**Extracted data**
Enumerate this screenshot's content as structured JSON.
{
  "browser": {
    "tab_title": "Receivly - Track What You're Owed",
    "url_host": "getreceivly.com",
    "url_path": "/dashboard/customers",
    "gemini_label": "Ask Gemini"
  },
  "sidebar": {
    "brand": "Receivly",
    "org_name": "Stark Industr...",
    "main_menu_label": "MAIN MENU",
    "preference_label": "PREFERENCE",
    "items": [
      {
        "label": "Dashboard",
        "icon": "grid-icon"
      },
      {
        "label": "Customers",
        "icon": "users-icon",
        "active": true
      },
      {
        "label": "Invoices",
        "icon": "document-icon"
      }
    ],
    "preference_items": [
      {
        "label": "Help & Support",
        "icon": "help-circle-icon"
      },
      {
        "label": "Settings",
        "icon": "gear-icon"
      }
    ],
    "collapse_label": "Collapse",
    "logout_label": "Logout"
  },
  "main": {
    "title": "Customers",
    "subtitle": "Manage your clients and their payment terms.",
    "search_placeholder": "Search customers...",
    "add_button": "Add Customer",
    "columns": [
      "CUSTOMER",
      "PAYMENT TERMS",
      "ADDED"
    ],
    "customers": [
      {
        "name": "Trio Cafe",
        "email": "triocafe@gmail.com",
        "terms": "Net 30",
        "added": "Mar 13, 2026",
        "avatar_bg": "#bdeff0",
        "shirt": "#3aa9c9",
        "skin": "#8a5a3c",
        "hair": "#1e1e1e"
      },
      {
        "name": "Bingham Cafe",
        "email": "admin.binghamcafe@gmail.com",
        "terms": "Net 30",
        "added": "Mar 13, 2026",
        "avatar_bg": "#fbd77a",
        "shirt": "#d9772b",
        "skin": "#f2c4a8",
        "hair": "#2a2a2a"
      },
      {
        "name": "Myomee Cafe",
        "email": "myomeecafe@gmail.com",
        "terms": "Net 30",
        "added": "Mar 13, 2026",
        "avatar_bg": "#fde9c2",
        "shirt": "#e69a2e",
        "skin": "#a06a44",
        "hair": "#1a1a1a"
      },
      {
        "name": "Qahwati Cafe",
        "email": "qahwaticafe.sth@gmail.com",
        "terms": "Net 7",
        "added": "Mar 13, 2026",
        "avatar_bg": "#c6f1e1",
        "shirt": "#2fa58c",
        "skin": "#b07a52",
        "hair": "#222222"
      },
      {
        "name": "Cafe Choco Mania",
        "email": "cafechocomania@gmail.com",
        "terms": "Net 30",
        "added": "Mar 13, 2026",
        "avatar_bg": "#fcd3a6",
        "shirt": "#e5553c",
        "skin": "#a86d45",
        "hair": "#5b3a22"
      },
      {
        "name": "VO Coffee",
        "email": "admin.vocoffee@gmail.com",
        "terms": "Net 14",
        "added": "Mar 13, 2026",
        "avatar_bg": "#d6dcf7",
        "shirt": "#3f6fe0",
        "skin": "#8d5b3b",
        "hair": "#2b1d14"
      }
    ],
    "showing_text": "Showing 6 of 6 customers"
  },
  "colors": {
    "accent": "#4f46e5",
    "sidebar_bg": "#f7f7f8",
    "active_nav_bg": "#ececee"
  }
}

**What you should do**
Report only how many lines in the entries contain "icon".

**Reply**
5